The Seattle City Council approved a complex budget package to cut spending for the Seattle Police Department. The vote was 7-1, with Councilmember Kshama Sawant as the only dissenting vote.
Budget measures approved Monday will trim about $3 million of the department’s $400 million annual budget this year. The cuts could reduce the police department by up to 100 officers through layoffs and attrition. Seattle has about 1,400 police officers and the reductions fall far short of the 50% cut to the department that many Black Lives Matter protesters were seeking.
Other programs affected by the vote include Mounted Patrol, School Resource Officers, Harbor Patrol and the Navigation Team, which works with the homeless.
Hours after the council's vote, Seattle Police Chief Carmen Best announced her resignation.
The office of Seattle Mayor Jenny Durkan shared the following statement after Monday's vote.
"Mayor Durkan continues to have concerns with the City Council’s approach to cut Chief Best and her leadership team’s salaries and remove workers at the Human Services Department who are involved in outreach and engagement with people experiencing homelessness.
It is unfortunate Council has refused to engage in a collaborative process to work with the Mayor, Chief Best, and community members to develop a budget and policies that respond to community needs while accounting for – not just acknowledging – the significant labor and legal implications involved in transforming the Seattle Police Department."
Seattle Councilmember Lisa Herbold acknowledged she made an error in approving an amendment to slash Police Chief Carmen Best’s pay by six digits. Instead, it will drop from $294,000 to $275,000 in the coming year, by means of the last minute alteration. Otherwise, Best would have been paid significantly less than other departments heads and less than her predecessor.
Councilmember Andrew Lewis also presented a resolution outlining what he says could be a roadmap for changes to the department, including a public vote on a new potential “civilian-led Department of Community Safety & Violence Prevention” in 2021. It passed 8-0.
However, the package was met with immediate criticism from the Mayor’s office, other city departments, and the Seattle Police Officers Guild.
Guild President Mike Solan called Lewis a hypocrite for running a 2019 campaign which included adding police officers.
“He’s completely going back on his campaign promise,” said Solan in an interview Monday. He said the quieter part of the city’s population was heard in the process for reform.

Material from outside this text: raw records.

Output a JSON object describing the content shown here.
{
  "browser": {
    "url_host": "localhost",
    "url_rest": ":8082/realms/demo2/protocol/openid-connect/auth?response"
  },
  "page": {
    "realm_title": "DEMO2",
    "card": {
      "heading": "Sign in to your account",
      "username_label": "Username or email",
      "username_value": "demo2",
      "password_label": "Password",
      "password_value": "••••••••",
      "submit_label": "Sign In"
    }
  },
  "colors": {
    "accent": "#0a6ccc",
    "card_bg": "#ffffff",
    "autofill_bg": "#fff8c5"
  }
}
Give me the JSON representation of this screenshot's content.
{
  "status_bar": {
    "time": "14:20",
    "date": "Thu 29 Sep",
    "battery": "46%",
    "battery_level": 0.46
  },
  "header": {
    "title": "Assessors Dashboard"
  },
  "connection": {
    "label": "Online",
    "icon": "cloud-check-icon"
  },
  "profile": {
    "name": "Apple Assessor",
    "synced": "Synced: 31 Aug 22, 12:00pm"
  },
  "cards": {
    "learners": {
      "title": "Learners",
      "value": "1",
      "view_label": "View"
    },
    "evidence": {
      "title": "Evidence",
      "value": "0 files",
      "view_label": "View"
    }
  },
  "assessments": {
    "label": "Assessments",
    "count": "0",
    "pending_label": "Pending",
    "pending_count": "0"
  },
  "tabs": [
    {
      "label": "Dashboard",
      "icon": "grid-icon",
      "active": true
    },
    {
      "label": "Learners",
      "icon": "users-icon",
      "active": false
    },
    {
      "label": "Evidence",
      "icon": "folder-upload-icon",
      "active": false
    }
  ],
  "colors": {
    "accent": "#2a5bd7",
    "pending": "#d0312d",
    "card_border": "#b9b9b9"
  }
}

However, changes to the Navigation Team, and elimination of trained police officers leaves other departments nervous.
“The staff layoffs that you propose are an irresponsible response to the COVID-19 crisis as they render the Navigation Team obsolete, which adversely impacts not only the ten City employees at the Human Services Department but also the welfare of all City residents,” wrote Human Services Interim Director Jason Johnson in an email to the Council.
The Downtown Seattle Association added, in a statement, “In defunding SPD, the council moved with speed and pettiness rather than with precision and thoughtfulness. Decisions critical to public safety require stating the desired results and working with the community to figure out how to get there. This Council focused largely on an abstract pledge and not a concrete plan--which is why the federal judge charged with overseeing the consent decree has expressed his strong concerns.”
Councilmember Sawant shared a statement after voting against the complex package of budget cuts. She had previously pushed for much larger cuts to police spending. Her statement said, in part:
“Today I voted against what is euphemistically called the City Council’s ‘Balancing Package’ to the 2020 budget, because the only balancing that is happening is on the backs of working people, especially in Black and Brown communities.
This budget fails working people.
This budget fails because it cuts tens of millions of dollars from the essential work of the city across departments like parks, roads, and libraries, rather than increase the Amazon tax on the wealthiest in our city in order to eliminate the need for austerity.
This budget fails to address the systemic racism of policing, trimming only $3 million from the bloated department’s remaining 2020 budget of $170 million just weeks after 6 of the 8 other Councilmembers publicly declared they would support defunding SPD by 50 percent, as our Peoples Budget and the Justice for George Floyd movement have demanded."